have to reposition a tape repeatedly. You can walk along, marking out a path that is (say) a certain minimum distance
from a building. This is another bonus that has great value in hazardous environments.
3. Laser versus Ultrasonic
On the face of it, ultrasound has many of the same advantages that a Laser Distance Meter enjoys – one-person / onehanded operation, no need to access the target personally, etc. However ultrasound is intrinsically less accurate,
because sound is far more difficult to focus than laser light. Accuracy is typically several centimetres, compared with a
few millimetres for laser. And in some conditions, the ultrasound accuracy can be much poorer than the ‘typical’ values.
Ultrasound needs a fairly large, smooth, flat surface as the target, so that is a severe limitation. You can’t measure to a
narrow pipe, for example.
Even with laser aiming, you can’t always be sure that the surface from which the sound reflection is detected is the
same as that where the laser dot is showing. This can lead to gross errors.
Range is limited to about 15m, whereas some laser devices can measure up to 200m.
Ultrasound measuring devices may be cheaper, but the cost of their inaccuracies and limitations is far greater.
Document Ref: ID1003 Rev.B
Copyright, CorDEX Instruments Ltd. 2011
A good old tape measure may be simple and reliable but it is limited. You’ll need to find someone to hold the other end
and, if you choose to use a non-certified laser or ultrasonic distance meter, you’ll need to raise hot-work permits, make
risk assessments and method statements. A properly certified Laser Distance Meter requires no hot work permits, is
accurate and quick and requires only one person and one hand. It’s easy to use and versatile.
Laser Distance Meters have on-board processing enabling the device to triangulate and calculate – it knows Pythagoras!
You can measure distances at a distance, add, subtract and calculate areas and volumes. An Ultrasonic Meter has many
of the same features as a laser-based meter but is less accurate, less versatile, and less reliable. It is a lower range
product and a false economy!
Cordex Instrument’s LaserMETER 3000XP, an explosion-proof
laser distance meter ATEX-certified for use within a Zone 1 IIC
T4 hazardous (explosive) area and CSA-certified for use within
Class 1 Division 1 B, C, D hazardous (explosive) area.
CorDEX instruments Ltd is the
leader in digital imaging for
hazardous (explosive) areas. With
world firsts including explosionproof digital cameras with high
resolution (5MP) arrays and onboard strobe flash, CorDEX
Instruments are the perfect choice
for your explosive area
photography needs.
For more information on CorDEX

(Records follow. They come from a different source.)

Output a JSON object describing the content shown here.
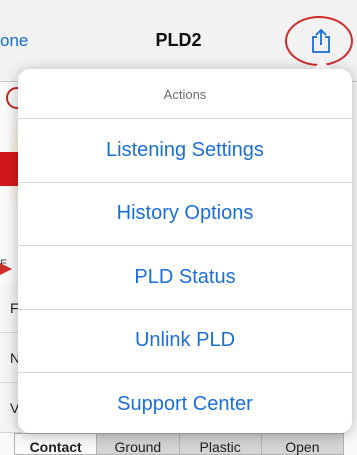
{
  "navbar": {
    "back_label": "one",
    "title": "PLD2",
    "share_icon": "share-icon"
  },
  "background": {
    "label_fragment": "E",
    "row_letters": [
      "F",
      "N",
      "V"
    ]
  },
  "segments": [
    "Contact",
    "Ground",
    "Plastic",
    "Open"
  ],
  "popover": {
    "title": "Actions",
    "items": [
      "Listening Settings",
      "History Options",
      "PLD Status",
      "Unlink PLD",
      "Support Center"
    ]
  },
  "colors": {
    "accent": "#1a6fd8",
    "highlight": "#d32f2f"
  }
}
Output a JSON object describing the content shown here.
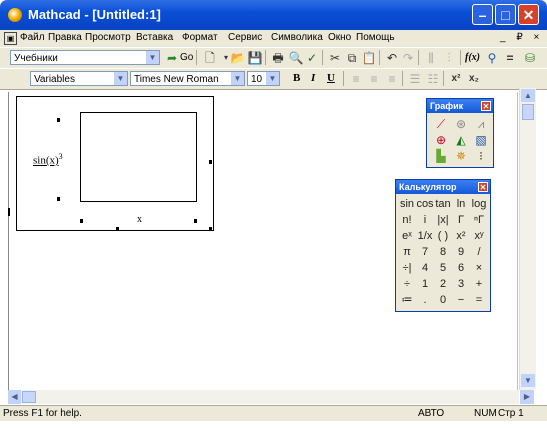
{
  "window": {
    "title": "Mathcad - [Untitled:1]"
  },
  "menu": [
    "Файл",
    "Правка",
    "Просмотр",
    "Вставка",
    "Формат",
    "Сервис",
    "Символика",
    "Окно",
    "Помощь"
  ],
  "menu_right": "_ ₽ ×",
  "toolbar": {
    "resources_value": "Учебники",
    "go_label": "Go",
    "zoom_text": "f(x)"
  },
  "format_bar": {
    "style_value": "Variables",
    "font_value": "Times New Roman",
    "size_value": "10",
    "bold": "B",
    "italic": "I",
    "underline": "U"
  },
  "worksheet": {
    "function_label": "sin(x)",
    "function_power": "3",
    "x_axis_label": "x"
  },
  "graph_palette": {
    "title": "График",
    "icons": [
      "xy-plot-icon",
      "polar-plot-icon",
      "surface-plot-icon",
      "contour-plot-icon",
      "3d-bar-icon",
      "scatter-3d-icon",
      "vector-field-icon",
      "3d-plot-wizard-icon",
      "data-points-icon"
    ]
  },
  "calculator_palette": {
    "title": "Калькулятор",
    "rows": [
      [
        "sin",
        "cos",
        "tan",
        "ln",
        "log"
      ],
      [
        "n!",
        "i",
        "|x|",
        "Γ",
        "ⁿΓ"
      ],
      [
        "eˣ",
        "1/x",
        "( )",
        "x²",
        "xʸ"
      ],
      [
        "π",
        "7",
        "8",
        "9",
        "/"
      ],
      [
        "÷|",
        "4",
        "5",
        "6",
        "×"
      ],
      [
        "÷",
        "1",
        "2",
        "3",
        "+"
      ],
      [
        "≔",
        ".",
        "0",
        "−",
        "="
      ]
    ]
  },
  "status": {
    "help": "Press F1 for help.",
    "mode": "АВТО",
    "num": "NUM",
    "page": "Стр 1"
  },
  "colors": {
    "titlebar": "#0a4fd6",
    "chrome": "#ece9d8",
    "close": "#d5412b"
  }
}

Instruments or to request a
demonstration, please email:
[email protected] or visit
CorDEX Instruments Ltd
No. 6 Farfield
Main Road
YO13 9QD
Tel. 0044 (0) 1904 749020
Email. [email protected]
Web. www.cordexinstruments.com